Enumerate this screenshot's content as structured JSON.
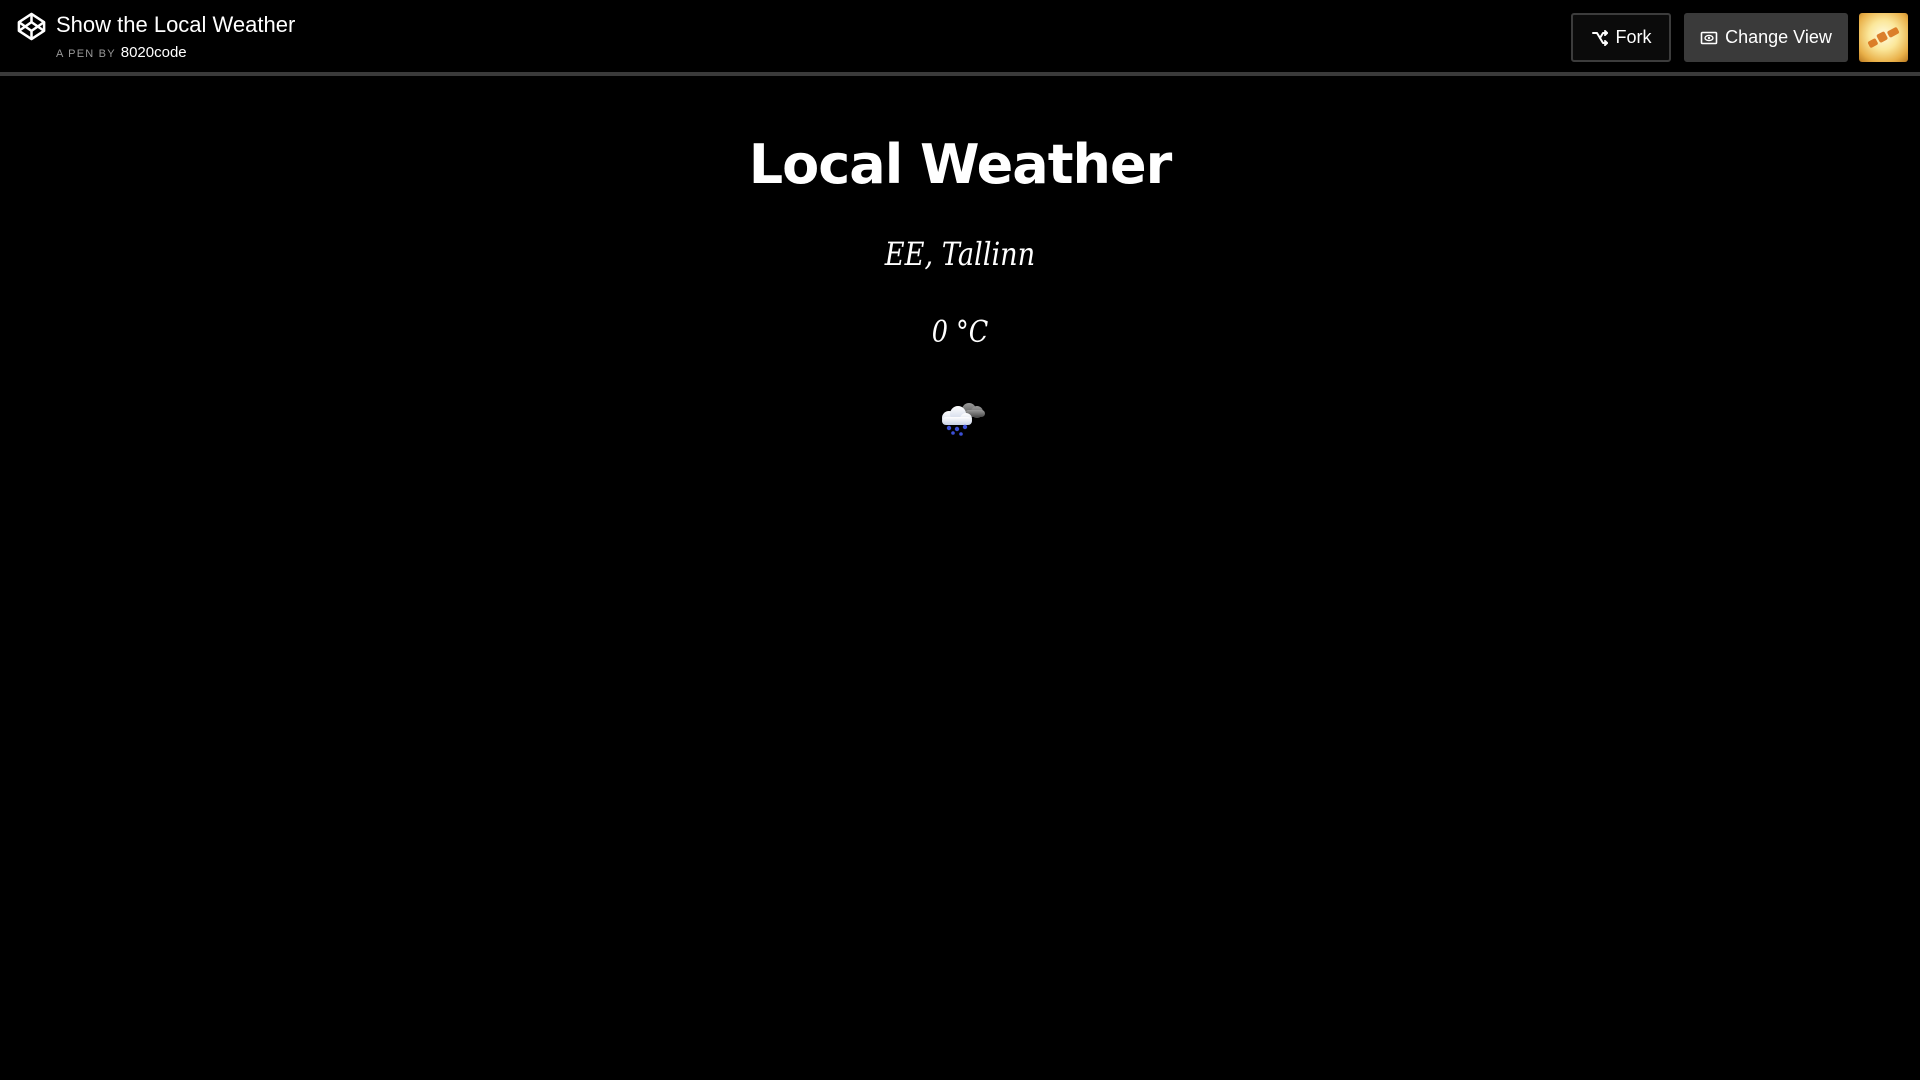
{
  "header": {
    "title": "Show the Local Weather",
    "by_label": "A PEN BY",
    "author": "8020code",
    "fork_label": "Fork",
    "change_view_label": "Change View"
  },
  "weather": {
    "title": "Local Weather",
    "location": "EE, Tallinn",
    "temperature": "0 °C",
    "icon": "snow-cloud-icon"
  },
  "colors": {
    "background": "#000000",
    "text": "#ffffff",
    "header_divider": "#3a3a3a",
    "button_dark": "#3a3a3a",
    "byline_muted": "#9a9a9a"
  },
  "icons": {
    "logo": "codepen-logo-icon",
    "fork": "fork-icon",
    "change_view": "change-view-icon",
    "avatar": "avatar"
  }
}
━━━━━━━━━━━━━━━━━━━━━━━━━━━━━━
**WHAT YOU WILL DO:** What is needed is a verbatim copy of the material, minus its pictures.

**RESULT:**
Enumerate this screenshot's content as structured JSON.
{
  "header": {
    "title": "Show the Local Weather",
    "by_label": "A PEN BY",
    "author": "8020code",
    "fork_label": "Fork",
    "change_view_label": "Change View"
  },
  "weather": {
    "title": "Local Weather",
    "location": "EE, Tallinn",
    "temperature": "0 °C",
    "icon": "snow-cloud-icon"
  },
  "colors": {
    "background": "#000000",
    "text": "#ffffff",
    "header_divider": "#3a3a3a",
    "button_dark": "#3a3a3a",
    "byline_muted": "#9a9a9a"
  },
  "icons": {
    "logo": "codepen-logo-icon",
    "fork": "fork-icon",
    "change_view": "change-view-icon",
    "avatar": "avatar"
  }
}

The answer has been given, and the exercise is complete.